The HIMSS 2017 conference, as usual, put up some good numbers.

This year’s edition of the country’s biggest annual gathering of the health IT tribes registered attendance of 42,286.

That crowd was enough to jam Orlando’s capacious Orange County Convention Center and signal that health IT as an industry is in robust health, even if a lot of the chronically ill patients HIMSS vendors are trying to manage are not.

The HIMSS 2017 conference was notable, among other things, for pretty much unfolding without controversy about some major government regulatory issue, such as the meaningful use and information blocking wars of recent years.

Sure, CMS and ONC were at the HIMSS 2017 conference, but their people, by their own admission, didn’t have much to say about their and their agencies’ roles under the new Trump administration.

Jean Moody-Williams, CMS chief strategy officer for the Quality Payment Program under the MACRA healthcare law, said only somewhat jokingly at a packed HIMSS session on the QPP, after being asked to comment on what to expect under the new administration: “I came up here not to say much.”

This is the first year physicians will track a range of QPP quality measures to both avoid Medicare penalties and earn bonus reimbursement. Reimbursement changes are scheduled to start in 2018.

“I do know this is pressing on everyone’s minds. Our priority right now and the direction we have been given is to implement year one policy as it was finalized,” Moody-Williams said, noting that new HHS secretary Tom Price only recently assumed his post a week before the HIMSS 2017 conference. “We are having discussions and as we move into year two and we know more then we’ll be able to give you additional information … all of which you will have the opportunity to comment on.”

One somewhat surprising development was the significant presence of medical imaging at a show that traditionally has revolved around EHRs and their adjunct software technologies.

Evidence of this was a standing room only crowd of 80-plus at a joint HIMSS-Society for Imaging Informatics in Medicine workgroup at the show, an almost unheard of level of attendance.

Monique Rasband, imaging analyst at the KLAS Enterprises health IT market research firm, who was at the meeting, told me that she sees the surge in interest in imaging at HIMSS as a distinct sign that it is becoming part of mainstream health IT.

“Now you’re seeing CIOs and CMIOs taking an active interest in enterprise imaging,” Rasband said.

HIMSS 2017 also was something of a Mecca for the health IT twitterati, with health IT blog publisher John Lynn holding a series of well-attended tweetups.
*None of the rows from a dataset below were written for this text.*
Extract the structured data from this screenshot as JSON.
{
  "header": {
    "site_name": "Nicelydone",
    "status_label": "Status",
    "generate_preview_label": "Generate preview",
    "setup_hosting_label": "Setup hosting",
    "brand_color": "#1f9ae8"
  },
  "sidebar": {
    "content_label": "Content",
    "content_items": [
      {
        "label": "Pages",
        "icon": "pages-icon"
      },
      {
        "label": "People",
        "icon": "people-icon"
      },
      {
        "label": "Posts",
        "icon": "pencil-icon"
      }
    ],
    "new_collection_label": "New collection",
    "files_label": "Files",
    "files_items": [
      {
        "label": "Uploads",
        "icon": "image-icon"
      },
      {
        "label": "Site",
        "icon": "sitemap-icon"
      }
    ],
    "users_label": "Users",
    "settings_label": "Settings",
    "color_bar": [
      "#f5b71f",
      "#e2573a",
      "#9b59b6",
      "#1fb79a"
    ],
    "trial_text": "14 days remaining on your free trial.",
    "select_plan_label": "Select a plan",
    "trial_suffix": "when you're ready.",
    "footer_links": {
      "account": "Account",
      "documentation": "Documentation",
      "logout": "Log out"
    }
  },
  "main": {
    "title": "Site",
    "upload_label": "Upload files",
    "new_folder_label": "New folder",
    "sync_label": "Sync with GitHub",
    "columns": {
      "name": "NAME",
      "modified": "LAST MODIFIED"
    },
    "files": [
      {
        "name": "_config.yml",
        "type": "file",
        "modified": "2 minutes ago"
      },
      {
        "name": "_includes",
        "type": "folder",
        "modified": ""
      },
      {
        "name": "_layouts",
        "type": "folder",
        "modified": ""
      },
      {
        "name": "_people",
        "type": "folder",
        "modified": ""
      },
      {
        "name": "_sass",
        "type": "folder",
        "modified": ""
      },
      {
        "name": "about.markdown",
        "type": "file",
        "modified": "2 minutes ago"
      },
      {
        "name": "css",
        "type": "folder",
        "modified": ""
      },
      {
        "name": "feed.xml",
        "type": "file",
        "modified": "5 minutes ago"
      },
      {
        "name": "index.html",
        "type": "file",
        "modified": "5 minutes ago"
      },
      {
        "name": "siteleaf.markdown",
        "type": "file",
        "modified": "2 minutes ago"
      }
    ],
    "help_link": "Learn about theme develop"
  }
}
Toward the end of the frantically busy show, Lynn tweeted out a new HIMSS-related fake ICD-10 code: “HMS17.ORL32: Walked into a lamppost while double-fisting tweeting. Subsequent encounter.”